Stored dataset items
== Segment start ==
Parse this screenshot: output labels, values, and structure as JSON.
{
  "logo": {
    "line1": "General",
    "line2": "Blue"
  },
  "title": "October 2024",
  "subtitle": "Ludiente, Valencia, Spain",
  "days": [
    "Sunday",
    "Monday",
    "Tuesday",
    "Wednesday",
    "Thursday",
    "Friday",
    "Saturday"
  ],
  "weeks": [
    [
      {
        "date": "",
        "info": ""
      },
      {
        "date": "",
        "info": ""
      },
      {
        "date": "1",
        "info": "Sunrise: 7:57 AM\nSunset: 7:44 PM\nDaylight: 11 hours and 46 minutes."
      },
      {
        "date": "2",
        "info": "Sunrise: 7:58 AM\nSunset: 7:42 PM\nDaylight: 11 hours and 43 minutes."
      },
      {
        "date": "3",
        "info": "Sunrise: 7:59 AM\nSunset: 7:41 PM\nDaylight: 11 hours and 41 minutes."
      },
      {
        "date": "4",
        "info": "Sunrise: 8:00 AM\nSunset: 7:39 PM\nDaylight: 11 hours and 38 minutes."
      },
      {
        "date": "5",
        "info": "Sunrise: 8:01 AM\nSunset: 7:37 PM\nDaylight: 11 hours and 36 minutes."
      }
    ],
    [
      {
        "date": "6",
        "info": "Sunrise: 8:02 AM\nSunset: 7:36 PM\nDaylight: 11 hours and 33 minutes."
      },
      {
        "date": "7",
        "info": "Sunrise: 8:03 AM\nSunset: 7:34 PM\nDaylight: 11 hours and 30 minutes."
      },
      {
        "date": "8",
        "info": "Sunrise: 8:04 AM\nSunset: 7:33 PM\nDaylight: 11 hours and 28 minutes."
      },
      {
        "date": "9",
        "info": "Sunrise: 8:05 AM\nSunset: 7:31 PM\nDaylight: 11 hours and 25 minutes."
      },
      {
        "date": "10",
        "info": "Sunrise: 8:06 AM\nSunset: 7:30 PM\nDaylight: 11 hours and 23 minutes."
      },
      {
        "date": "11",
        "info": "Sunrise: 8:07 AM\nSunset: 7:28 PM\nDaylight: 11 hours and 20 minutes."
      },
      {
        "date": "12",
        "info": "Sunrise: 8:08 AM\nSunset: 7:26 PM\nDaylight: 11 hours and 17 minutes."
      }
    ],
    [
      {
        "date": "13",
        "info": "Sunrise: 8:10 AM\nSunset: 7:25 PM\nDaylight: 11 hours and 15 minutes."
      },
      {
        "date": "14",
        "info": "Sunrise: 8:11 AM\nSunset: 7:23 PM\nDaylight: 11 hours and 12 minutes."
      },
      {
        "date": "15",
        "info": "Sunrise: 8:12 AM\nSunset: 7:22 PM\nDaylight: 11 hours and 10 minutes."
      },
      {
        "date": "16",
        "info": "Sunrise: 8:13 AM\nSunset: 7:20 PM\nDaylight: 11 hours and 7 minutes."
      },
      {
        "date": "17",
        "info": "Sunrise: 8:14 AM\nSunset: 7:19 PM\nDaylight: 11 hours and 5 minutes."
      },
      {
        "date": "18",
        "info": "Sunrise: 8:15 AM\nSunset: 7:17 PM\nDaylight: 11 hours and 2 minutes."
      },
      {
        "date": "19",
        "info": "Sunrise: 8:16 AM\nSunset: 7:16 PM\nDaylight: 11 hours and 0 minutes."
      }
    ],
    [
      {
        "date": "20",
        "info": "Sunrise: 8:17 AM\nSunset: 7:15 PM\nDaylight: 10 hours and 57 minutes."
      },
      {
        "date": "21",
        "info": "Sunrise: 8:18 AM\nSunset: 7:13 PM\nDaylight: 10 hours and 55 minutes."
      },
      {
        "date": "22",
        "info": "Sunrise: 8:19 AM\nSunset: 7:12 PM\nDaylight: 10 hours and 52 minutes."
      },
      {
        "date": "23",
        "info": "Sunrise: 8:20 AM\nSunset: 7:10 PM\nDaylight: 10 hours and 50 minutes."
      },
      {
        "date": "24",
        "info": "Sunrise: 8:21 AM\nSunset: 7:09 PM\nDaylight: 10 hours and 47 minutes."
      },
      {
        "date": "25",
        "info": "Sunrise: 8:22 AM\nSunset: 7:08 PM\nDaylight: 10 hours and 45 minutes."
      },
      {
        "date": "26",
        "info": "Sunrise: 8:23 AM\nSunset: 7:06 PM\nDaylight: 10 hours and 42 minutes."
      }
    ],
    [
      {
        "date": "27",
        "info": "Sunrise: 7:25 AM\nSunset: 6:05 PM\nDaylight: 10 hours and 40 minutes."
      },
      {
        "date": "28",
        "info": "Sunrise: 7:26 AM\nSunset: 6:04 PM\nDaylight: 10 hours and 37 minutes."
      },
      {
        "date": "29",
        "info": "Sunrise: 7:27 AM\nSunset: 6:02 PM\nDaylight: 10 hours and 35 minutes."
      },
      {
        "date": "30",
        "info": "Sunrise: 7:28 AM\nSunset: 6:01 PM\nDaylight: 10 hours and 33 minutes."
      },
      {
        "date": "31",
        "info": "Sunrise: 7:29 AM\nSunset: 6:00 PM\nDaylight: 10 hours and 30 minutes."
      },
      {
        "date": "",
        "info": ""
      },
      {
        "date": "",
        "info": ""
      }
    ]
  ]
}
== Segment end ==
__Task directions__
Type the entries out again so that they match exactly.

__Reply__
Parse this screenshot: output labels, values, and structure as JSON.
{
  "logo": {
    "line1": "General",
    "line2": "Blue"
  },
  "title": "October 2024",
  "subtitle": "Ludiente, Valencia, Spain",
  "days": [
    "Sunday",
    "Monday",
    "Tuesday",
    "Wednesday",
    "Thursday",
    "Friday",
    "Saturday"
  ],
  "weeks": [
    [
      {
        "date": "",
        "info": ""
      },
      {
        "date": "",
        "info": ""
      },
      {
        "date": "1",
        "info": "Sunrise: 7:57 AM\nSunset: 7:44 PM\nDaylight: 11 hours and 46 minutes."
      },
      {
        "date": "2",
        "info": "Sunrise: 7:58 AM\nSunset: 7:42 PM\nDaylight: 11 hours and 43 minutes."
      },
      {
        "date": "3",
        "info": "Sunrise: 7:59 AM\nSunset: 7:41 PM\nDaylight: 11 hours and 41 minutes."
      },
      {
        "date": "4",
        "info": "Sunrise: 8:00 AM\nSunset: 7:39 PM\nDaylight: 11 hours and 38 minutes."
      },
      {
        "date": "5",
        "info": "Sunrise: 8:01 AM\nSunset: 7:37 PM\nDaylight: 11 hours and 36 minutes."
      }
    ],
    [
      {
        "date": "6",
        "info": "Sunrise: 8:02 AM\nSunset: 7:36 PM\nDaylight: 11 hours and 33 minutes."
      },
      {
        "date": "7",
        "info": "Sunrise: 8:03 AM\nSunset: 7:34 PM\nDaylight: 11 hours and 30 minutes."
      },
      {
        "date": "8",
        "info": "Sunrise: 8:04 AM\nSunset: 7:33 PM\nDaylight: 11 hours and 28 minutes."
      },
      {
        "date": "9",
        "info": "Sunrise: 8:05 AM\nSunset: 7:31 PM\nDaylight: 11 hours and 25 minutes."
      },
      {
        "date": "10",
        "info": "Sunrise: 8:06 AM\nSunset: 7:30 PM\nDaylight: 11 hours and 23 minutes."
      },
      {
        "date": "11",
        "info": "Sunrise: 8:07 AM\nSunset: 7:28 PM\nDaylight: 11 hours and 20 minutes."
      },
      {
        "date": "12",
        "info": "Sunrise: 8:08 AM\nSunset: 7:26 PM\nDaylight: 11 hours and 17 minutes."
      }
    ],
    [
      {
        "date": "13",
        "info": "Sunrise: 8:10 AM\nSunset: 7:25 PM\nDaylight: 11 hours and 15 minutes."
      },
      {
        "date": "14",
        "info": "Sunrise: 8:11 AM\nSunset: 7:23 PM\nDaylight: 11 hours and 12 minutes."
      },
      {
        "date": "15",
        "info": "Sunrise: 8:12 AM\nSunset: 7:22 PM\nDaylight: 11 hours and 10 minutes."
      },
      {
        "date": "16",
        "info": "Sunrise: 8:13 AM\nSunset: 7:20 PM\nDaylight: 11 hours and 7 minutes."
      },
      {
        "date": "17",
        "info": "Sunrise: 8:14 AM\nSunset: 7:19 PM\nDaylight: 11 hours and 5 minutes."
      },
      {
        "date": "18",
        "info": "Sunrise: 8:15 AM\nSunset: 7:17 PM\nDaylight: 11 hours and 2 minutes."
      },
      {
        "date": "19",
        "info": "Sunrise: 8:16 AM\nSunset: 7:16 PM\nDaylight: 11 hours and 0 minutes."
      }
    ],
    [
      {
        "date": "20",
        "info": "Sunrise: 8:17 AM\nSunset: 7:15 PM\nDaylight: 10 hours and 57 minutes."
      },
      {
        "date": "21",
        "info": "Sunrise: 8:18 AM\nSunset: 7:13 PM\nDaylight: 10 hours and 55 minutes."
      },
      {
        "date": "22",
        "info": "Sunrise: 8:19 AM\nSunset: 7:12 PM\nDaylight: 10 hours and 52 minutes."
      },
      {
        "date": "23",
        "info": "Sunrise: 8:20 AM\nSunset: 7:10 PM\nDaylight: 10 hours and 50 minutes."
      },
      {
        "date": "24",
        "info": "Sunrise: 8:21 AM\nSunset: 7:09 PM\nDaylight: 10 hours and 47 minutes."
      },
      {
        "date": "25",
        "info": "Sunrise: 8:22 AM\nSunset: 7:08 PM\nDaylight: 10 hours and 45 minutes."
      },
      {
        "date": "26",
        "info": "Sunrise: 8:23 AM\nSunset: 7:06 PM\nDaylight: 10 hours and 42 minutes."
      }
    ],
    [
      {
        "date": "27",
        "info": "Sunrise: 7:25 AM\nSunset: 6:05 PM\nDaylight: 10 hours and 40 minutes."
      },
      {
        "date": "28",
        "info": "Sunrise: 7:26 AM\nSunset: 6:04 PM\nDaylight: 10 hours and 37 minutes."
      },
      {
        "date": "29",
        "info": "Sunrise: 7:27 AM\nSunset: 6:02 PM\nDaylight: 10 hours and 35 minutes."
      },
      {
        "date": "30",
        "info": "Sunrise: 7:28 AM\nSunset: 6:01 PM\nDaylight: 10 hours and 33 minutes."
      },
      {
        "date": "31",
        "info": "Sunrise: 7:29 AM\nSunset: 6:00 PM\nDaylight: 10 hours and 30 minutes."
      },
      {
        "date": "",
        "info": ""
      },
      {
        "date": "",
        "info": ""
      }
    ]
  ]
}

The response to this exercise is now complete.